I believe in the power of laughter. I believe that whether you are ailing physically or emotionally, laughter is the best medicine to cure you. In hospitals, caregivers sometimes use laughing, or humor therapy, to aid in the healing process for all patients, especially with those who have chronic conditions. This method is popular because laughter is universally understood and can alleviate the pain and stress of sickness.
While laughter may not be the most traditional form of treatment, it is clinically proven to aid in the healing process and to improve your physical and mental health. An article by Hara Marano in Psychology Today stated that laughter helps to reduce pain and discomfort; it reduces blood sugar levels and increases glucose tolerance; it helps to increase blood flow and to pump oxygen to your brain and heart.

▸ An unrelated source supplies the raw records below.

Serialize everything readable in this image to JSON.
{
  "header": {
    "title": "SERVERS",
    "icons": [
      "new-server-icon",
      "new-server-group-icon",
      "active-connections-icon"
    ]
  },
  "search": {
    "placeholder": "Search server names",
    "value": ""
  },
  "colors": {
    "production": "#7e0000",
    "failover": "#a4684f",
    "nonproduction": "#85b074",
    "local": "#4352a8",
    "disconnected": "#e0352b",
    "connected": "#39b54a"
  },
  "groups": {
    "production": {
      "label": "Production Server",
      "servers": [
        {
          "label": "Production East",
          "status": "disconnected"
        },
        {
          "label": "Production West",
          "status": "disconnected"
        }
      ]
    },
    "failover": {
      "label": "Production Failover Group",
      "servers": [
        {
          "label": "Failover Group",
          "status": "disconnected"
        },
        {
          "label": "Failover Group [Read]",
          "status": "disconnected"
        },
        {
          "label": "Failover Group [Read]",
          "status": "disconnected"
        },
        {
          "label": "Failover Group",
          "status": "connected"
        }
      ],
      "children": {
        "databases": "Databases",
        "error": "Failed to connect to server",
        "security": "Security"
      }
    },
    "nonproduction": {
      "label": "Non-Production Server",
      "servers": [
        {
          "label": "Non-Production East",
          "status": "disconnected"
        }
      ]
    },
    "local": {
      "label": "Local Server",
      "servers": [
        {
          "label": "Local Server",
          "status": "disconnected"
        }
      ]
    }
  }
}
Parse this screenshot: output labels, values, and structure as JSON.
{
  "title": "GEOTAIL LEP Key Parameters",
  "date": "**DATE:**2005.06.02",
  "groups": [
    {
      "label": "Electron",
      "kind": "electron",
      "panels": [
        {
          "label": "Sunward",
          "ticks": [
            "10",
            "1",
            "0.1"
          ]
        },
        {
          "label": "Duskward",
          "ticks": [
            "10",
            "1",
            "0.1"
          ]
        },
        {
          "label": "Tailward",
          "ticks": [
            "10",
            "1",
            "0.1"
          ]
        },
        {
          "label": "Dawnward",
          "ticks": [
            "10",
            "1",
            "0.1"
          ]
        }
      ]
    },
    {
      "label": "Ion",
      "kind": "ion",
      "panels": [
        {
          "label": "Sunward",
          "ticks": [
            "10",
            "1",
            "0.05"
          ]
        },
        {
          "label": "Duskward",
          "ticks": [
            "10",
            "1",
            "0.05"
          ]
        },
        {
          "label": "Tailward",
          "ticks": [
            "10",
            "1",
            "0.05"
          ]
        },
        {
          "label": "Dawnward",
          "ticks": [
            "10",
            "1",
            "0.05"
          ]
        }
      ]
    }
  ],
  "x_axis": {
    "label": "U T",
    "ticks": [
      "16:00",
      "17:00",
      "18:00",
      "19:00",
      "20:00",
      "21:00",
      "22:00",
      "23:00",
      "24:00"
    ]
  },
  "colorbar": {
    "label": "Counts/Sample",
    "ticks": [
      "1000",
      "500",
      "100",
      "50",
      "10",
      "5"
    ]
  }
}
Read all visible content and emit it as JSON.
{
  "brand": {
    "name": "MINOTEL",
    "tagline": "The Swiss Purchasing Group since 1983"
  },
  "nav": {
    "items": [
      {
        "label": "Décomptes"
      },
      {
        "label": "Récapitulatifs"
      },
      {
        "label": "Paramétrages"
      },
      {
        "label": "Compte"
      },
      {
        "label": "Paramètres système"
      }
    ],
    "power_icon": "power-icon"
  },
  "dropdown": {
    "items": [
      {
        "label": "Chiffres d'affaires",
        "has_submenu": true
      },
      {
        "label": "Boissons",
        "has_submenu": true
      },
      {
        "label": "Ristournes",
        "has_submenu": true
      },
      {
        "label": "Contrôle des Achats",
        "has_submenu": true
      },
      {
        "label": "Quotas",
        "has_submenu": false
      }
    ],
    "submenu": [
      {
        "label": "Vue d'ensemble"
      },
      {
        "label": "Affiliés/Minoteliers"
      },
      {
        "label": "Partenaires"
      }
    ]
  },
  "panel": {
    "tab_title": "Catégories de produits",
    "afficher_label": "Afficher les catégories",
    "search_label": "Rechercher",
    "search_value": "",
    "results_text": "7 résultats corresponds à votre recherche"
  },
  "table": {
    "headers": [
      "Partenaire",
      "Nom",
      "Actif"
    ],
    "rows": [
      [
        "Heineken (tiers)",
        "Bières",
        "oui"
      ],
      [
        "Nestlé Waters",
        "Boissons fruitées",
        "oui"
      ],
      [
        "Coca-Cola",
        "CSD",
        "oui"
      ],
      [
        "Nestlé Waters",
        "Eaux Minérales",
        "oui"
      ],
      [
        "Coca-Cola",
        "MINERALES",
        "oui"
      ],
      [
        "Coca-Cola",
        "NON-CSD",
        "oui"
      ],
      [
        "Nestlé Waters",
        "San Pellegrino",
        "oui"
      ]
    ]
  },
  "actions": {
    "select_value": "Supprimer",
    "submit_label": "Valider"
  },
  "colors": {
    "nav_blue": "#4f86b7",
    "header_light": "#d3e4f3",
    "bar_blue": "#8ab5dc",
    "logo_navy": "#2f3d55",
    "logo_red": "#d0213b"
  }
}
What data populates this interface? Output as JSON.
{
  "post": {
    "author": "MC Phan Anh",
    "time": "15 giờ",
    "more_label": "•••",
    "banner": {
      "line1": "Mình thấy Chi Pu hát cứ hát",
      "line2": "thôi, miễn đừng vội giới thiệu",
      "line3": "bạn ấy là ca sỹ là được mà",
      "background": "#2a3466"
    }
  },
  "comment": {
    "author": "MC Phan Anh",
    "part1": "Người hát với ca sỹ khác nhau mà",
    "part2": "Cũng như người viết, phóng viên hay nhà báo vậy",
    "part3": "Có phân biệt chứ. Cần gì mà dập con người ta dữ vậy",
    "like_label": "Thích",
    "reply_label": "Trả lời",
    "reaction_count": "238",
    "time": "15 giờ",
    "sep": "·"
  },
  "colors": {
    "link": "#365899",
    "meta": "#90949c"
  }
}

But my belief in the power of laughter does not rest on the assertions of doctors or medical professionals. I believe in the power of laughter because my Grandpop taught me to. He relied on humor to help him conquer his struggles throughout his life, and he instilled this value in me.
He was born to parents who had little money to support their nine children. His father died when he was 17, so he was forced to work and enlist in the army to fight in the South Pacific during World War II. He survived the war and returned home with a Purple Heart and shrapnel in his legs. He eventually started his own business, got married and raised five of his own children.
In his final years, Grandpop experienced severe deterioration in his physical health. As his body weakened, he relied heavily on humor to feel alive. When with family or friends, he would tell a funny story or a joke, even if he couldn’t use physical humor as he used to. In our final conversation, he told me my favorite joke about two old Jewish men who are being honored at a dinner and rent suits infested with lice.
The funeral and the days following it reflected this attitude. The speeches spoke of his propensity to tell a joke to relax a client at a business meeting or to simply make his family and friends laugh. At the shiva, my family commemorated my grandfather by remembering stories about him, which quickly turned into a medley of jokes and old stories that he used to tell. The laughter we shared helped all of us deal with the grief of losing our loved one.
I believe that laughter is universal. It has no language or color, religion or class; it connects strangers and friends alike through a single gesture. I believe that laughter has the power to invigorate the old and sickly and to ease the pain of the helpless. I believe that laughter can ease the grieving process and be the glue that holds a family together, but mostly I believe that laughter has the power to improve the quality of life.